Robert Hughes wrote that Puryer is “A master of both modernism and traditional crafts, he creates sculptures that are a synthesis of beauty but free of cliché.” I couldn’t agree more (not that I’m tempted to disagree with Robert Hughes, the doyen of art criticism and my personal idol. Puryer’s work is well displayed at SF MOMA. For once, the museum has given a traveling show enough room for the pieces to breathe and claim their psychic space. Each piece shows a respect for the craft and the skill to use materials as diverse as various woods, leather, brush, carvings, tar, wire and mud.
“Puryear has always been troubled by the art/craft division in American culture. "At bottom it's a class issue really," he says. "‘Art' means thought; ‘craft' means manual work." But it's never so simple, for craft means thinking with (not just about) material. "In Japan you'll never see that kind of snobbery; potters and carpenters are honored there as living national treasures." (review by Robert Hughes, Time On Line Archive). . As one who loves science fiction and the creation of imaginary worlds, I couldn’t help but think that some of these beautiful objects could have come from alien Amish-farmer folk from one of the 28 new planets discovered outside our solar system. He combines organic, biomorphic shapes with those what hint at something more familiar but are unfamiliar enough to puzzle and engage you. I found myself looking and then, looking again at work that's serenely beautiful but not boring, exquisitely crafted but showing the hand of the maker.

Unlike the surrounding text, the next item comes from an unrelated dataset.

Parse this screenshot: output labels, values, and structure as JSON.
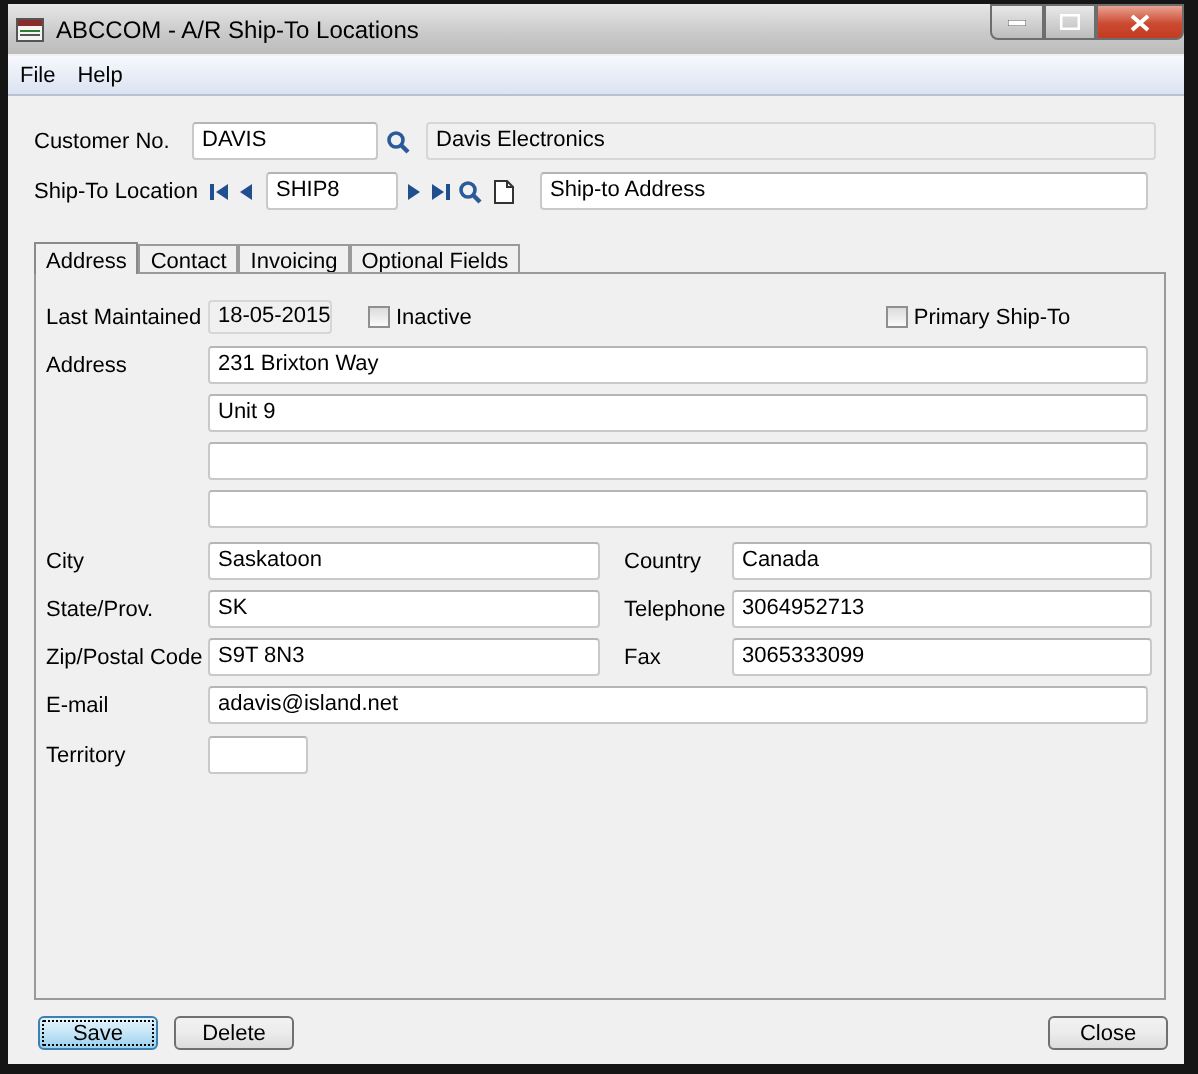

Through January 25, 2009
Hugues, Robert: Time interviews on line